In my last blog I responded to a frequent question I am asked about the value of memorizing dialogs. I said that we cannot master a language with this activity alone. I also said that what we memorize is stored in a different part of our brain than what we learn in other ways. I did not say “never memorize anything” but rather what we memorize is not likely to lead to fluency and mastery of the other skills.

One reader took issue with my statements saying that the State Department uses the memorization exclusively for Foreign Service Officers and pointed to the success of Rosetta Stone in helping people master language. To claim that memorizing dialogs from this company leads to language learning one would have to check a number of things. First, we would need to know how many bought the product and how many stuck with it for various lengths of time. Millions around the world join sports clubs with great determination but the number who exercise frequently is very much smaller than those who pay for membership, to cite one other area where much money is spent but much less is gained. We would also have to measure the proficiency of those who spent various numbers of hours memorizing and then how frequently they used what they memorized.

I always welcome questions about any claims I make and in workshops and classes I always state more than one that no one should believe anything I say, or anything anyone else says. Rather I want people to try an activity I suggest that is different in a small way from one they use and compare the results.

I referred the teachers at the Illinois TESOL Affiliate I spoke at at the end of last month to a series of activities that use the idea of dialogs but more beyond mere memorization. The activities integrate lexical and grammatical meanings–the bricks and mortar o the language–just as memorization can, but they also require thinking, emotions and movement. Language is not just our vocal cords. If a person says a dialog without moving any part of his body–gesturing, changing facial expressions–that person is not using language but reciting. When we gesture as we talk to another person using our cell phone we are not gesturing to help the other person understand but to express meanings. I have described these alternatives activities in an article called “Nveer. . . .” which you can access by going to the NYSTESOL website, clicking on publications and then NYSTESOL Journal, Vol. 1, Invited  Articles.

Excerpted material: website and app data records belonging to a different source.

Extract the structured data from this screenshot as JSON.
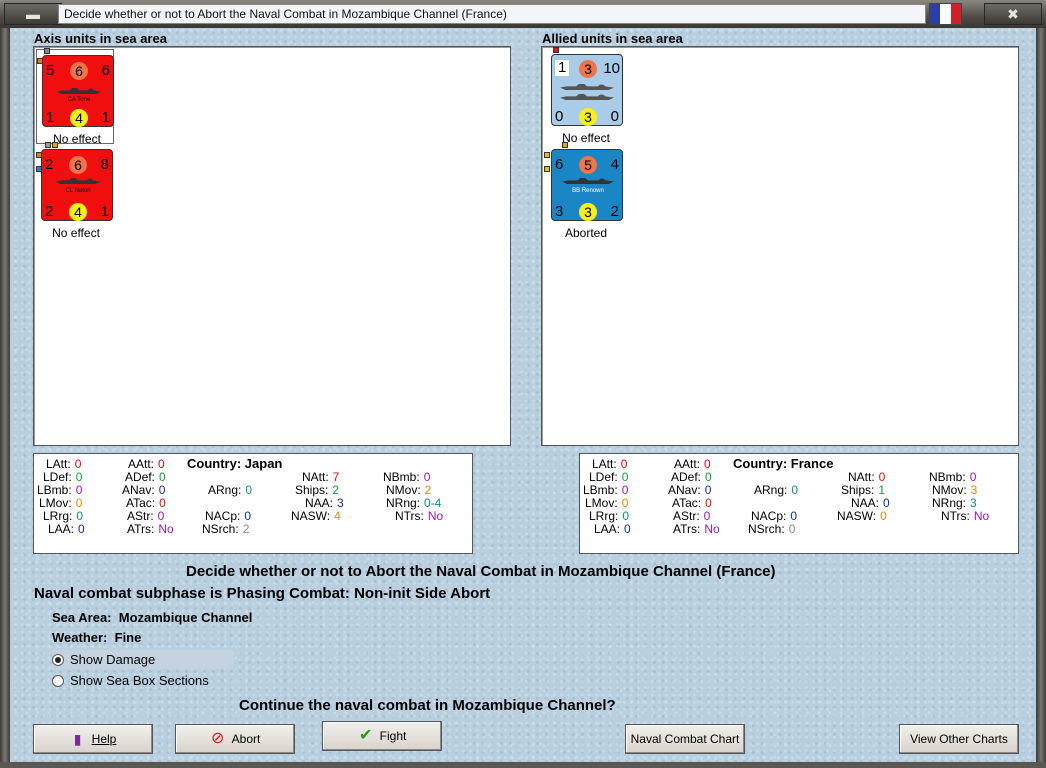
{
  "window": {
    "title": "Decide whether or not to Abort the Naval Combat in Mozambique Channel (France)",
    "minimize_icon": "window-minimize-icon",
    "close_icon": "close-icon",
    "flag_colors": [
      "#2a3fa8",
      "#ffffff",
      "#d0202a"
    ]
  },
  "axis_panel": {
    "title": "Axis units in sea area",
    "units": [
      {
        "name": "CA Tone",
        "color": "#f00e0e",
        "top_left": "5",
        "top_mid": "6",
        "top_right": "6",
        "bottom_left": "1",
        "bottom_mid": "4",
        "bottom_right": "1",
        "status": "No effect"
      },
      {
        "name": "CL Natori",
        "color": "#f00e0e",
        "top_left": "2",
        "top_mid": "6",
        "top_right": "8",
        "bottom_left": "2",
        "bottom_mid": "4",
        "bottom_right": "1",
        "status": "No effect"
      }
    ]
  },
  "allied_panel": {
    "title": "Allied units in sea area",
    "units": [
      {
        "name": "",
        "color": "#a9cde8",
        "top_left": "1",
        "top_mid": "3",
        "top_right": "10",
        "bottom_left": "0",
        "bottom_mid": "3",
        "bottom_right": "0",
        "status": "No effect"
      },
      {
        "name": "BB Renown",
        "color": "#1a86c6",
        "top_left": "6",
        "top_mid": "5",
        "top_right": "4",
        "bottom_left": "3",
        "bottom_mid": "3",
        "bottom_right": "2",
        "status": "Aborted"
      }
    ]
  },
  "axis_stats": {
    "country_label": "Country:",
    "country": "Japan",
    "LAtt": "0",
    "LDef": "0",
    "LBmb": "0",
    "LMov": "0",
    "LRrg": "0",
    "LAA": "0",
    "AAtt": "0",
    "ADef": "0",
    "ANav": "0",
    "ATac": "0",
    "AStr": "0",
    "ATrs": "No",
    "ARng": "0",
    "NACp": "0",
    "NSrch": "2",
    "NAtt": "7",
    "Ships": "2",
    "NAA": "3",
    "NASW": "4",
    "NBmb": "0",
    "NMov": "2",
    "NRng": "0-4",
    "NTrs": "No"
  },
  "allied_stats": {
    "country_label": "Country:",
    "country": "France",
    "LAtt": "0",
    "LDef": "0",
    "LBmb": "0",
    "LMov": "0",
    "LRrg": "0",
    "LAA": "0",
    "AAtt": "0",
    "ADef": "0",
    "ANav": "0",
    "ATac": "0",
    "AStr": "0",
    "ATrs": "No",
    "ARng": "0",
    "NACp": "0",
    "NSrch": "0",
    "NAtt": "0",
    "Ships": "1",
    "NAA": "0",
    "NASW": "0",
    "NBmb": "0",
    "NMov": "3",
    "NRng": "3",
    "NTrs": "No"
  },
  "main": {
    "heading": "Decide whether or not to Abort the Naval Combat in Mozambique Channel (France)",
    "subphase": "Naval combat subphase is Phasing Combat: Non-init Side Abort",
    "sea_area_label": "Sea Area:",
    "sea_area": "Mozambique Channel",
    "weather_label": "Weather:",
    "weather": "Fine",
    "show_damage": "Show Damage",
    "show_sea_box": "Show Sea Box Sections",
    "question": "Continue the naval combat in Mozambique Channel?"
  },
  "buttons": {
    "help": "Help",
    "abort": "Abort",
    "fight": "Fight",
    "naval_chart": "Naval Combat Chart",
    "other_charts": "View Other Charts"
  }
}
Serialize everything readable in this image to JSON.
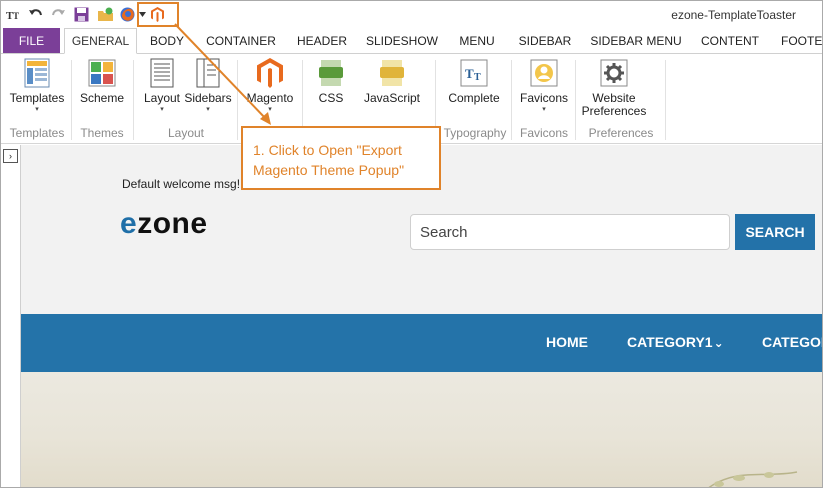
{
  "window": {
    "title": "ezone-TemplateToaster"
  },
  "quick_access": {
    "icons": [
      "typography-icon",
      "undo-icon",
      "redo-icon",
      "save-icon",
      "open-folder-icon",
      "firefox-icon",
      "dropdown-arrow-icon",
      "magento-icon"
    ]
  },
  "tabs": {
    "file": "FILE",
    "items": [
      "GENERAL",
      "BODY",
      "CONTAINER",
      "HEADER",
      "SLIDESHOW",
      "MENU",
      "SIDEBAR",
      "SIDEBAR MENU",
      "CONTENT",
      "FOOTER"
    ],
    "active": "GENERAL"
  },
  "ribbon": {
    "buttons": {
      "templates": "Templates",
      "scheme": "Scheme",
      "layout": "Layout",
      "sidebars": "Sidebars",
      "magento": "Magento",
      "css": "CSS",
      "javascript": "JavaScript",
      "complete": "Complete",
      "favicons": "Favicons",
      "website_preferences_1": "Website",
      "website_preferences_2": "Preferences"
    },
    "groups": {
      "templates": "Templates",
      "themes": "Themes",
      "layout": "Layout",
      "typography": "Typography",
      "favicons": "Favicons",
      "preferences": "Preferences"
    },
    "caret": "▾",
    "css_badge": "CSS",
    "js_badge": "Js",
    "tt_glyph": "TT"
  },
  "preview": {
    "welcome": "Default welcome msg!",
    "logo_e": "e",
    "logo_rest": "zone",
    "search_placeholder": "Search",
    "search_button": "SEARCH",
    "nav": [
      "HOME",
      "CATEGORY1",
      "CATEGOR"
    ],
    "nav_chevron": "⌄"
  },
  "callout": {
    "line1": "1. Click to Open \"Export",
    "line2": "Magento Theme Popup\""
  },
  "side_toggle": "›",
  "colors": {
    "accent_orange": "#e0832a",
    "file_tab": "#7b3f98",
    "nav_blue": "#2473a9",
    "search_blue": "#2372a9"
  }
}
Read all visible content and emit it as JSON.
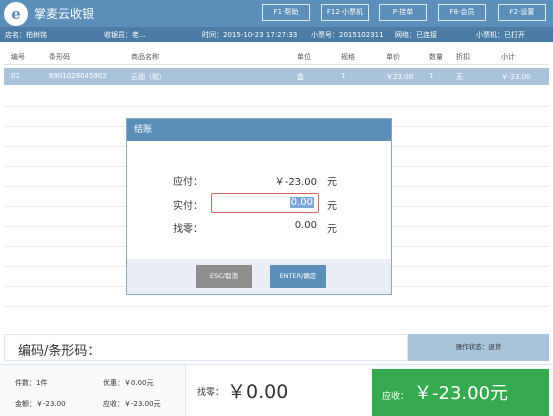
{
  "app": {
    "title": "掌麦云收银",
    "logo_icon": "logo-icon"
  },
  "function_keys": [
    {
      "label": "F1·帮助"
    },
    {
      "label": "F12·小票机"
    },
    {
      "label": "P·挂单"
    },
    {
      "label": "F8·会员"
    },
    {
      "label": "F2·设置"
    }
  ],
  "info_bar": {
    "store": "店名：柏树铭",
    "cashier": "收银员：老...",
    "time": "时间：2015-10-23 17:27:33",
    "receipt_no": "小票号：2015102311",
    "network": "网络：已连接",
    "printer": "小票机：已打开"
  },
  "table": {
    "headers": [
      "编号",
      "条形码",
      "商品名称",
      "单位",
      "规格",
      "单价",
      "数量",
      "折扣",
      "小计"
    ],
    "rows": [
      [
        "01",
        "6901028045902",
        "云烟（软）",
        "盒",
        "1",
        "￥23.00",
        "1",
        "无",
        "￥-23.00"
      ]
    ]
  },
  "checkout_modal": {
    "title": "结账",
    "payable_label": "应付：",
    "payable_value": "￥-23.00",
    "payable_unit": "元",
    "paid_label": "实付：",
    "paid_value": "0.00",
    "paid_unit": "元",
    "change_label": "找零：",
    "change_value": "0.00",
    "change_unit": "元",
    "cancel_label": "ESC/取消",
    "confirm_label": "ENTER/确定"
  },
  "scan": {
    "label": "编码/条形码：",
    "status": "操作状态：退货"
  },
  "summary": {
    "items": "件数：1件",
    "discount": "优惠：￥0.00元",
    "amount": "金额：￥-23.00",
    "receivable_small": "应收：￥-23.00元",
    "change_label": "找零：",
    "change_value": "￥0.00",
    "receivable_label": "应收：",
    "receivable_value": "￥-23.00元"
  },
  "colors": {
    "header": "#5b8fb9",
    "info_bar": "#4a7ca5",
    "selected_row": "#a9c3da",
    "receivable": "#35aa4f",
    "input_border": "#d96565"
  }
}
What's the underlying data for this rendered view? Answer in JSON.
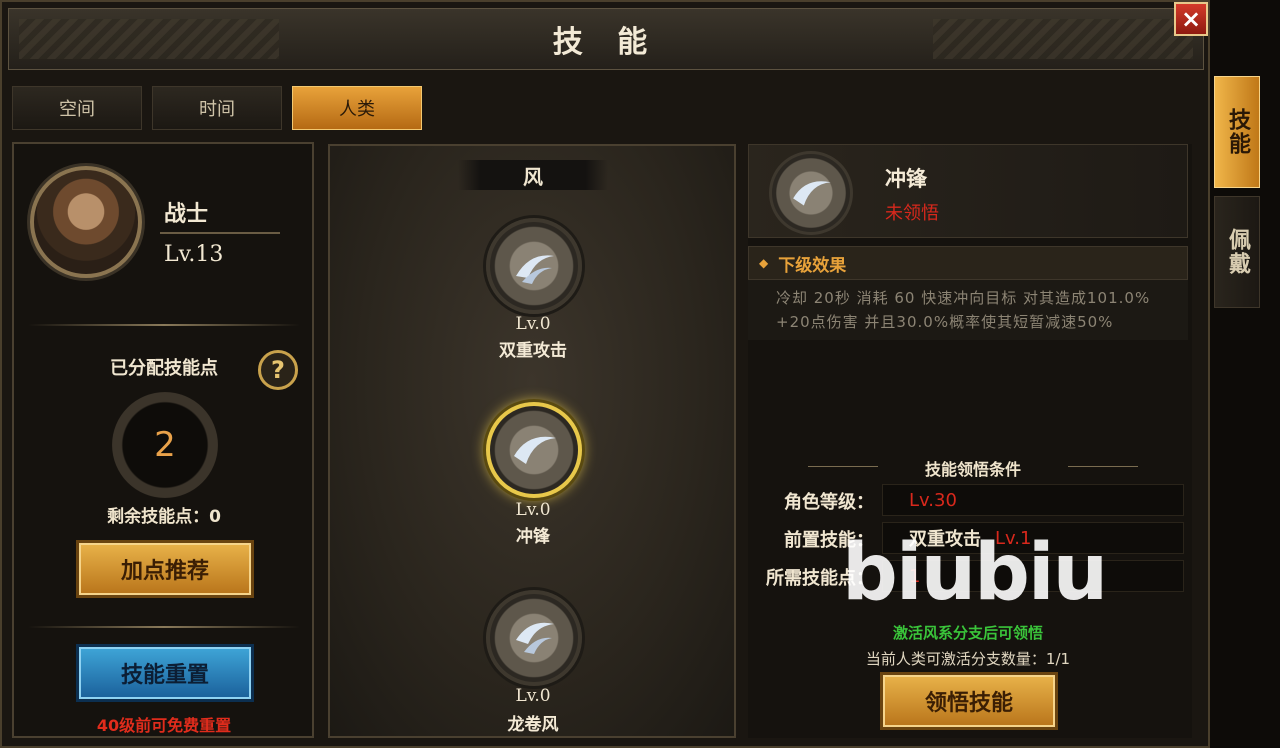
{
  "window": {
    "title": "技 能",
    "close_label": "×"
  },
  "tabs": [
    {
      "label": "空间",
      "active": false
    },
    {
      "label": "时间",
      "active": false
    },
    {
      "label": "人类",
      "active": true
    }
  ],
  "character": {
    "name": "战士",
    "level": "Lv.13",
    "allocated_label": "已分配技能点",
    "allocated_points": "2",
    "remaining_label": "剩余技能点：0",
    "recommend_button": "加点推荐",
    "reset_button": "技能重置",
    "free_reset_note": "40级前可免费重置"
  },
  "branch": {
    "title": "风",
    "skills": [
      {
        "level": "Lv.0",
        "name": "双重攻击"
      },
      {
        "level": "Lv.0",
        "name": "冲锋",
        "selected": true
      },
      {
        "level": "Lv.0",
        "name": "龙卷风"
      }
    ]
  },
  "detail": {
    "name": "冲锋",
    "status": "未领悟",
    "next_effect_label": "下级效果",
    "description": "冷却 20秒 消耗 60 快速冲向目标 对其造成101.0%+20点伤害 并且30.0%概率使其短暂减速50%",
    "conditions_title": "技能领悟条件",
    "conditions": [
      {
        "label": "角色等级：",
        "value": "Lv.30",
        "extra": ""
      },
      {
        "label": "前置技能：",
        "value": "双重攻击",
        "extra": "Lv.1"
      },
      {
        "label": "所需技能点：",
        "value": "1",
        "extra": ""
      }
    ],
    "hint_green": "激活风系分支后可领悟",
    "hint_count": "当前人类可激活分支数量：1/1",
    "learn_button": "领悟技能"
  },
  "side_tabs": [
    {
      "label": "技能",
      "active": true
    },
    {
      "label": "佩戴",
      "active": false
    }
  ],
  "watermark": "biubiu",
  "colors": {
    "gold": "#e8a23a",
    "red": "#d8281c",
    "green": "#3ac43a",
    "blue": "#2a7fbe"
  }
}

I recently used these activities with some students who were being captured on video. I was having the students do them in a lounge which I had checked out till 12:30 am but we ran overtime. The manager of the lounge asked us whether I wanted him to keep the closed sign on the door. I said “Open up!”  As more than 50 students rushed into the lounge to have lunch, laughing loudly, chatting and dropping their back packs on chairs and tables as they sat to start to eat, not one student doing the activities I describe showed any distraction from the noise and movement of the 50 or so students who entered the area we were using. Not one eyelash was batted, not one slight turn of any student’s head to notice the change in the room.

Seeing how students act, react and do in short video clips provides evidence of the consequences of various activities more powerfully than any tests, useful as these can be to diagnose some language deficiencies. I have other clips showing students repeating lines from a dialog and in most cases the line that was said by either a live teacher or on a recording is rendered quite differently by the students. What we hear even in our own language and what another person says is very frequently differently.

Don’t believe me! Try to options, record and analyze in detail.

All the best.


PS I just got an mail from a teacher who has been trying alternatives and recording saying “Doing my own analysis has not only increased my confidence but made me a fearless teacher! I love the use of fearless. That is what Breaking Rules, Longman  (1987) was all about.